Input for this task: Begin

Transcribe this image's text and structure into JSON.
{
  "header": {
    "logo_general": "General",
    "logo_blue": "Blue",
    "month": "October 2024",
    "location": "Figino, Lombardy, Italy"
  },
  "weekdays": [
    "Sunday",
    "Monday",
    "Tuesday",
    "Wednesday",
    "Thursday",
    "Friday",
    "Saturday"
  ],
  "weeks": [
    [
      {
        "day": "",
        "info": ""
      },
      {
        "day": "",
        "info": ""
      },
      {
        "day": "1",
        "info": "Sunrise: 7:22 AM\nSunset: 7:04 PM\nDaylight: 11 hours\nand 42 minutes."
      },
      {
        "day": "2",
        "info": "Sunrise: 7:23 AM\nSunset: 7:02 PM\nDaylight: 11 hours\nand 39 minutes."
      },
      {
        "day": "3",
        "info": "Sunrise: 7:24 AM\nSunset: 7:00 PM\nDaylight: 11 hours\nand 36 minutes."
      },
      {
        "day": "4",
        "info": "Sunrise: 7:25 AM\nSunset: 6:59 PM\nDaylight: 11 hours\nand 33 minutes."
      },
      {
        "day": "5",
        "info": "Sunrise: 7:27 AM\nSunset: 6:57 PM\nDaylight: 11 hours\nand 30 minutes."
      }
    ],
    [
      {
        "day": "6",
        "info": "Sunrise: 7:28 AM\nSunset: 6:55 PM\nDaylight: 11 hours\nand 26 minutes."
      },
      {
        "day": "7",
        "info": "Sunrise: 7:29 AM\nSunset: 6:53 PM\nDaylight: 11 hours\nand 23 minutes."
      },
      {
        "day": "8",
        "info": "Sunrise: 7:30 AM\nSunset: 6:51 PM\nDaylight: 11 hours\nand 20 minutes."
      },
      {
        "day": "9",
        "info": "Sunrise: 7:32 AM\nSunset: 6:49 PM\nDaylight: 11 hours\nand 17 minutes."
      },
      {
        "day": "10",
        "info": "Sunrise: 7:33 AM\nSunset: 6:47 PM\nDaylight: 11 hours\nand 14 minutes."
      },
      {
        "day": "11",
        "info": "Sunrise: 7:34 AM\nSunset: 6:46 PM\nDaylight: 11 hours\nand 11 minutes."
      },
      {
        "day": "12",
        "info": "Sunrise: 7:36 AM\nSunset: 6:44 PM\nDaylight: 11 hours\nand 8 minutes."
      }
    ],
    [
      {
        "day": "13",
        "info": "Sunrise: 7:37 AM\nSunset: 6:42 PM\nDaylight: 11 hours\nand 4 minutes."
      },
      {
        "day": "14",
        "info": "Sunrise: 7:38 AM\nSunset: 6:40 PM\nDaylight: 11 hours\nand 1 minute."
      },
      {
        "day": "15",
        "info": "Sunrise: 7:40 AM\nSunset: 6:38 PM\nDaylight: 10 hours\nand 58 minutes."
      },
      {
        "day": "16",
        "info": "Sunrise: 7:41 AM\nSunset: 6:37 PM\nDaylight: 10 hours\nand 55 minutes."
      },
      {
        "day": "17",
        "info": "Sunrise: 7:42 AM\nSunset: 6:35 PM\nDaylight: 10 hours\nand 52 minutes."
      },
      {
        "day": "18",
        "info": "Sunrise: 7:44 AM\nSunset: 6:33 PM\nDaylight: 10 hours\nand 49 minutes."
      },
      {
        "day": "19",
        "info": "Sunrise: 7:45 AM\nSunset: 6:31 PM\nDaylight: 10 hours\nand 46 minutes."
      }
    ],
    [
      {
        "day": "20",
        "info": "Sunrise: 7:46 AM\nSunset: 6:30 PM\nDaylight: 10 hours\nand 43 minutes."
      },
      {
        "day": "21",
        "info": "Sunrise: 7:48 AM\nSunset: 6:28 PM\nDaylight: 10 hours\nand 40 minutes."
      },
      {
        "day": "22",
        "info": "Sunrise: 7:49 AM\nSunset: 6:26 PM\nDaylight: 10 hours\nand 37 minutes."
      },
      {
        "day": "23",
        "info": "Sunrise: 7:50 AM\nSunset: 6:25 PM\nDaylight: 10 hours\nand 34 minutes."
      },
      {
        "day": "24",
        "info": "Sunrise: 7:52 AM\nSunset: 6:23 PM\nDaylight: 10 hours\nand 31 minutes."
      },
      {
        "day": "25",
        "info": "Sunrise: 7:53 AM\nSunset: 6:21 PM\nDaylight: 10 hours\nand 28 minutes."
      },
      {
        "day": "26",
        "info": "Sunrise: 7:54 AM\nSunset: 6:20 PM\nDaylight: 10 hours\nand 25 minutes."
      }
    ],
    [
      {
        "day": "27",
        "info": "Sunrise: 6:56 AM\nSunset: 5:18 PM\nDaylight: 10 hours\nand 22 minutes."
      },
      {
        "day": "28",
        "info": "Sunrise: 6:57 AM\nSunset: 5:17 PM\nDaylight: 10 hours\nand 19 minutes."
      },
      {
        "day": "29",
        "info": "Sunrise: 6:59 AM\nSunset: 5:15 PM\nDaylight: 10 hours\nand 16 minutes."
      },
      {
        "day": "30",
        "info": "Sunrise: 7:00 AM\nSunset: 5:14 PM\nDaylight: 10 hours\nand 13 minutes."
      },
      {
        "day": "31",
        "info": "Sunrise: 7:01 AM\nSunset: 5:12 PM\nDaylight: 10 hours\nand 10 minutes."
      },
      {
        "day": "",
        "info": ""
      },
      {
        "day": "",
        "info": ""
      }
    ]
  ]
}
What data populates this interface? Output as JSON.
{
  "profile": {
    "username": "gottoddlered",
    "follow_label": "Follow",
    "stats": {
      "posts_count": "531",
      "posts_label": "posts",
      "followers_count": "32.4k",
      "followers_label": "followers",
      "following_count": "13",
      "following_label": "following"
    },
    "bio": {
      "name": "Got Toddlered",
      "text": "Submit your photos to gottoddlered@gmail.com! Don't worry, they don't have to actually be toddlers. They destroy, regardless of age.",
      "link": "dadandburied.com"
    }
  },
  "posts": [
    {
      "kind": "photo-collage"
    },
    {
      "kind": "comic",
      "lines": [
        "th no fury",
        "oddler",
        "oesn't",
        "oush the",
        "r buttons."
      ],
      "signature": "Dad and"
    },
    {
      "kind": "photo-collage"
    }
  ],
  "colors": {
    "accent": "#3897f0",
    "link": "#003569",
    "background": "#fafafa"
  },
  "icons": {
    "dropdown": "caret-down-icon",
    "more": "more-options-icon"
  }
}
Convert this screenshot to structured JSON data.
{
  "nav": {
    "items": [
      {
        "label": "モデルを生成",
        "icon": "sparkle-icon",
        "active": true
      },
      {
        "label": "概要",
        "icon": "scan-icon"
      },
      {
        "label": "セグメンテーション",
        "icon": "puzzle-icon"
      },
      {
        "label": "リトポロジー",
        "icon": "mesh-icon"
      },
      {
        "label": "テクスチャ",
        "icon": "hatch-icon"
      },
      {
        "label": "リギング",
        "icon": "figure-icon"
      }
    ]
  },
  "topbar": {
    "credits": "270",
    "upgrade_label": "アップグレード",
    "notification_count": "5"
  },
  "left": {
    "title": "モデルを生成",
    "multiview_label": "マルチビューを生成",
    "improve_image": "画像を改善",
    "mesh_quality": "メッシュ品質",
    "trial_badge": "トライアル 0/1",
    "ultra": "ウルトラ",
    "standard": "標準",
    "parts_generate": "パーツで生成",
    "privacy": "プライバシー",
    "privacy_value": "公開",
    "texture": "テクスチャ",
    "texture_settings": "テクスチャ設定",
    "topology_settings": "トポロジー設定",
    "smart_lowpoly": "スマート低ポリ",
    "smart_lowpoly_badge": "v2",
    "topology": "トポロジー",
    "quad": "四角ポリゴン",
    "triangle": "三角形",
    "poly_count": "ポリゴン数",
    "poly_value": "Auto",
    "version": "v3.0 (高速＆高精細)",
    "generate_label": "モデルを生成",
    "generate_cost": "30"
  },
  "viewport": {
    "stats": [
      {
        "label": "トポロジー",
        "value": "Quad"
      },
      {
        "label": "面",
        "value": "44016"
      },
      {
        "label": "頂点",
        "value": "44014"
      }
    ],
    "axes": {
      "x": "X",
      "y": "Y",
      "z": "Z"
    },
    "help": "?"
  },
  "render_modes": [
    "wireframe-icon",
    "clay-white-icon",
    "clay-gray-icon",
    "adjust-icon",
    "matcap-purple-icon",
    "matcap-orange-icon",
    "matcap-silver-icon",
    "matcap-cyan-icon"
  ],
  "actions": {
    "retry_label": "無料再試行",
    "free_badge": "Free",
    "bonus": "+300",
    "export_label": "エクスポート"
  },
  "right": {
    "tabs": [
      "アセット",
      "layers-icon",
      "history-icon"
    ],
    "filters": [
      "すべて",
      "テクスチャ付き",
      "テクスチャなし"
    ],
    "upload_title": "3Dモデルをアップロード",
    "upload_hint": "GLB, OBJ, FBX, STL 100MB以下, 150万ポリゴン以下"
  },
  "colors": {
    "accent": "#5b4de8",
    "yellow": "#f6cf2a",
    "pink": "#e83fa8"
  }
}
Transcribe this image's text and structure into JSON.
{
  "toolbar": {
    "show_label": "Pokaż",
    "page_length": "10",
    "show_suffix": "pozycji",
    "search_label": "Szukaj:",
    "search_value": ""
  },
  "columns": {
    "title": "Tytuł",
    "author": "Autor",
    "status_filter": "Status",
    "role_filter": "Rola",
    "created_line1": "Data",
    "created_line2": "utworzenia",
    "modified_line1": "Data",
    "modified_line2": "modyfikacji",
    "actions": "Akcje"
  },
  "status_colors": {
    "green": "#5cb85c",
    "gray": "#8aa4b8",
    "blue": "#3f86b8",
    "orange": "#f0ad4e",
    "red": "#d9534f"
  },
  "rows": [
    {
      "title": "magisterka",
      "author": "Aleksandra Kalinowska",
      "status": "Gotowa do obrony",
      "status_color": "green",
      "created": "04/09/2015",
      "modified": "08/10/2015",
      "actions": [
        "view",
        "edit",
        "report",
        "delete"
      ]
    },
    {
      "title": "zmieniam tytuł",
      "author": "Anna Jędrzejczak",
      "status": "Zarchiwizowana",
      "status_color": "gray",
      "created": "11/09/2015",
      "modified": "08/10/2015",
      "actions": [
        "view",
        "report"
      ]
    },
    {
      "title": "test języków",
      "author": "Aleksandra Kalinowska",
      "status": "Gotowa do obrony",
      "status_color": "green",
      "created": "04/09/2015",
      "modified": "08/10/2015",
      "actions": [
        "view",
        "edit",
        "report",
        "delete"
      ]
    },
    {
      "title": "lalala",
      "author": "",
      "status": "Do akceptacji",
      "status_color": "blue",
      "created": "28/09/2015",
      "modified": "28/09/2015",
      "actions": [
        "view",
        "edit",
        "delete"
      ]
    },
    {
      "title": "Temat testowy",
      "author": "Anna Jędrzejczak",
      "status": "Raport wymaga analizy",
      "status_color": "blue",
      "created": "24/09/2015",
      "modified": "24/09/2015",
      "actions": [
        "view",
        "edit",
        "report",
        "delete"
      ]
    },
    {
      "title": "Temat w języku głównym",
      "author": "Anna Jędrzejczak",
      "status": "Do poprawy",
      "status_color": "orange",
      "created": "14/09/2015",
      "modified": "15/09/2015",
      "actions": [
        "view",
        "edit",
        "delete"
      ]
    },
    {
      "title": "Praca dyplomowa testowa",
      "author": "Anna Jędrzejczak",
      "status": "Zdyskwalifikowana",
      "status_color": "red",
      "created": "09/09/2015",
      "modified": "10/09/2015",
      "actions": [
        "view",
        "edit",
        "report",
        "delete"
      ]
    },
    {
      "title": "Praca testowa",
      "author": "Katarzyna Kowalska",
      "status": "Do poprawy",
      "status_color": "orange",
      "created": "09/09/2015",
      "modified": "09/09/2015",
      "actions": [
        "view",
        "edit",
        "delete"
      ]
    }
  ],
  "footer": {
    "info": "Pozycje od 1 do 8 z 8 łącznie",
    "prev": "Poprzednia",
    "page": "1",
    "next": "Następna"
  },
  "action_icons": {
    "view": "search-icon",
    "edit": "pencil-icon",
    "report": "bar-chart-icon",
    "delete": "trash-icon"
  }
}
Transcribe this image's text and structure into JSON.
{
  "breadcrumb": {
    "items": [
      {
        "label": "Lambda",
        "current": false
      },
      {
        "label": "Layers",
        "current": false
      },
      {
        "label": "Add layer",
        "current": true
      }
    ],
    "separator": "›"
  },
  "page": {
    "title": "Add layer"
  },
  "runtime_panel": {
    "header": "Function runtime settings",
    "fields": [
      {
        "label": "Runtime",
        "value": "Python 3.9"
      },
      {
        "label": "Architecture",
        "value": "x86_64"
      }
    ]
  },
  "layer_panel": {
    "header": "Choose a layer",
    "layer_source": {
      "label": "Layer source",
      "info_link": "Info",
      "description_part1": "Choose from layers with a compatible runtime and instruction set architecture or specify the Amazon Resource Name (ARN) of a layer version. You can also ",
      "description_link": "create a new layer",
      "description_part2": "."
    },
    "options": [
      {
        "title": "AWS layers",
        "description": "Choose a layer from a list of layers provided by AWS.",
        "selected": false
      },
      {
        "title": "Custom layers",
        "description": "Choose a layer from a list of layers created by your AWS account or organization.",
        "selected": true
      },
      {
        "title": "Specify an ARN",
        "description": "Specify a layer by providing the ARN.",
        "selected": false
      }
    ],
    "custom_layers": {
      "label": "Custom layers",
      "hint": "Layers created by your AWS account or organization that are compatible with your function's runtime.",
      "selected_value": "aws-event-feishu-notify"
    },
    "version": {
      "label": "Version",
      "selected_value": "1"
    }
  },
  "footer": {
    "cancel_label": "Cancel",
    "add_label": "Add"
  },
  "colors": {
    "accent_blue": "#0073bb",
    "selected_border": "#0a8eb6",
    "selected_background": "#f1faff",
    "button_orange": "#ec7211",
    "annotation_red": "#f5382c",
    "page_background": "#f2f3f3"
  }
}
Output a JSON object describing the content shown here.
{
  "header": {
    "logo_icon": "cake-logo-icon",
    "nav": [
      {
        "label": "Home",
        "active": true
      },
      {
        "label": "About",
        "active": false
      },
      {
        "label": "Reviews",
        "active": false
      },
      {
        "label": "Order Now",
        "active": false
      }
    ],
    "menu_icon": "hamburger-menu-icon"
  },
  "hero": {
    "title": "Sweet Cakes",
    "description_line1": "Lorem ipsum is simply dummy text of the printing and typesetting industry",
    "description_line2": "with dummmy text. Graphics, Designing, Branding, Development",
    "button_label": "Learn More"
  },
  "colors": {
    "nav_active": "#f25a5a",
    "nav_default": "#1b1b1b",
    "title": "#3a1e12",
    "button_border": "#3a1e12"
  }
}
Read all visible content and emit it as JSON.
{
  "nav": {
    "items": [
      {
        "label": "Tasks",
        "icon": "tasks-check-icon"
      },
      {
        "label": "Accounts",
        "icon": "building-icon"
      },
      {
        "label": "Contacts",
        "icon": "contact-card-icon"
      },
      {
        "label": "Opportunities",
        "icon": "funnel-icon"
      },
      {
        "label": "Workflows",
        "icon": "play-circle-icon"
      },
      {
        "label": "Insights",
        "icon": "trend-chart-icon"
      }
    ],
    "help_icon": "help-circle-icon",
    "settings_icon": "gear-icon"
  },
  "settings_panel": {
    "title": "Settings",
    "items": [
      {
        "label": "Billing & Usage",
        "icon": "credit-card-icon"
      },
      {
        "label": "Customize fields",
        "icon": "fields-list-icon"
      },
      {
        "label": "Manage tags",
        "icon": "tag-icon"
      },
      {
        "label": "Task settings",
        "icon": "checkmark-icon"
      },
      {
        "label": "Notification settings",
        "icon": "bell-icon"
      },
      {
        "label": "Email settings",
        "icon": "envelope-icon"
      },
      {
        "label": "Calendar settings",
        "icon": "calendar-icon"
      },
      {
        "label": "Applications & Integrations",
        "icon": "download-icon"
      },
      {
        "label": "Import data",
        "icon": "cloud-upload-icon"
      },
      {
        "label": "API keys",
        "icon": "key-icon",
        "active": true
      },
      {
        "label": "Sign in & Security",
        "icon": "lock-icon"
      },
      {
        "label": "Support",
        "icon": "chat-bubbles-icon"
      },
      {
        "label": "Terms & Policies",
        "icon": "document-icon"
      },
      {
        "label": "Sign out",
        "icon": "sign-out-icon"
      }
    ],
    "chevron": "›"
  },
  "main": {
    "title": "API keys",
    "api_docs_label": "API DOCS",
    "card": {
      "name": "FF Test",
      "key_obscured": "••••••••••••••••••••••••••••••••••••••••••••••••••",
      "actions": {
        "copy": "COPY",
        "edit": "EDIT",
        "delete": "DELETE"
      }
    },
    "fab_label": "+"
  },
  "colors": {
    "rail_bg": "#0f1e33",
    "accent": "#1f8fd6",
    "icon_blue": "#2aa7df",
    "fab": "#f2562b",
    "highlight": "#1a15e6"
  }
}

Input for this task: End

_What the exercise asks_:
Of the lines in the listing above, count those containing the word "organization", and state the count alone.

_Solution_:
2